Conde Nast Traveller

November 2002, Resident Bush (Mark Chipperfield)

Australian sheep barons enjoyed building great country houses that would outshine those in England. Few of these 18th-century houses, built during a time of rural optimism and cheap labour, survived. However, four years ago, Malcolm and Marianne Booth discovered a sprawling architectural gem abandoned in the wilds of South Australia.

Salvaged from the rain and the possums, North Bundaleer – a grand Edwardian estate three hours’ drive from Adelaide – is now being opened as Australia’s most exclusive country-house hotel. The property offers guests the chance to nibbl4e the lifestyle on which the country’s nouveau gentry once gorged.

North Bundaleer, completed in 1901, has been converted into four luxurious suites: Red, Blue, William Morris and African. Guests have the run of the ballroom, drawing room, library and dining room, which has a Georgian dining tale that seats 18. The Butler’s Pantry is stocked with complimentary tea, coffee, handmade biscuits, beer and wine. .We want people to feel that they are invited guests’, says Marianne. Set in 400 acres of grazing land, North Bundaleer is an idyllic introduction to the Australian bush, with none of the usual privations.

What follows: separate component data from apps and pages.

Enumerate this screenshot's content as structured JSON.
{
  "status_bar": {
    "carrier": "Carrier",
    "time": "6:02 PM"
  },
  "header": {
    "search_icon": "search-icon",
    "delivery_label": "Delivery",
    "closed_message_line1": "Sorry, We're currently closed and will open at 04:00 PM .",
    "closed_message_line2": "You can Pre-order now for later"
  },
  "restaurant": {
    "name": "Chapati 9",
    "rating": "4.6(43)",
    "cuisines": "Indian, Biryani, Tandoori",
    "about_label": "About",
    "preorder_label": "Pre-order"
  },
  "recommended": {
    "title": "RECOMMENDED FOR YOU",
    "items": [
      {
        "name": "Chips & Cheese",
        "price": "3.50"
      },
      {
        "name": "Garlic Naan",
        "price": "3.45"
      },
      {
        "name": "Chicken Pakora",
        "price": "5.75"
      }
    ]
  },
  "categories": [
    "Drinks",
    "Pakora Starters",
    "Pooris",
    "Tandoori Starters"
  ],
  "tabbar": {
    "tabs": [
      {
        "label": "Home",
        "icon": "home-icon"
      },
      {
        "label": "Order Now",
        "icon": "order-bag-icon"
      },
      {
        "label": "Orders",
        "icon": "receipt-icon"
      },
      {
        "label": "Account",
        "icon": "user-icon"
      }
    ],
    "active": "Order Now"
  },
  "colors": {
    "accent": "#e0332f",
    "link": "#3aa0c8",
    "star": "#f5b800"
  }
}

Australian Gourmet Traveller

Retreat in Time (Tricia Welsh, photos Adam Bruzzone)

Marianne prepare hearty breakfasts and dinner for guests using fresh local produce, including ocean trout and oysters from Cowell and Port Pirie, honey, olives and olive oil from Bundaleer and Beetaloo, Maleer organic beef, Bundaleer lamb and venison from a deer farm near Bundaleer Forest.

The Weekend Australian

Article titled “Elegance Restored”

“Life at North Bundaleer is very relaxed. There’s an open bar or a cuppa with home-baked cakes & biscuits always at hand; the handsome library is crammed with the latest magazines and journals from London.”

COMMENTS FROM OUR GUESTBOOK

The Booths … wear their cultured backgrounds lightly and are good listeners… they are well travelled and are ‘sticking to doing for other people what we would want for ourselves.
Paul Lloyd – The Advertiser

Read all comments

Leave a Reply

Your email address will not be published. Required fields are marked *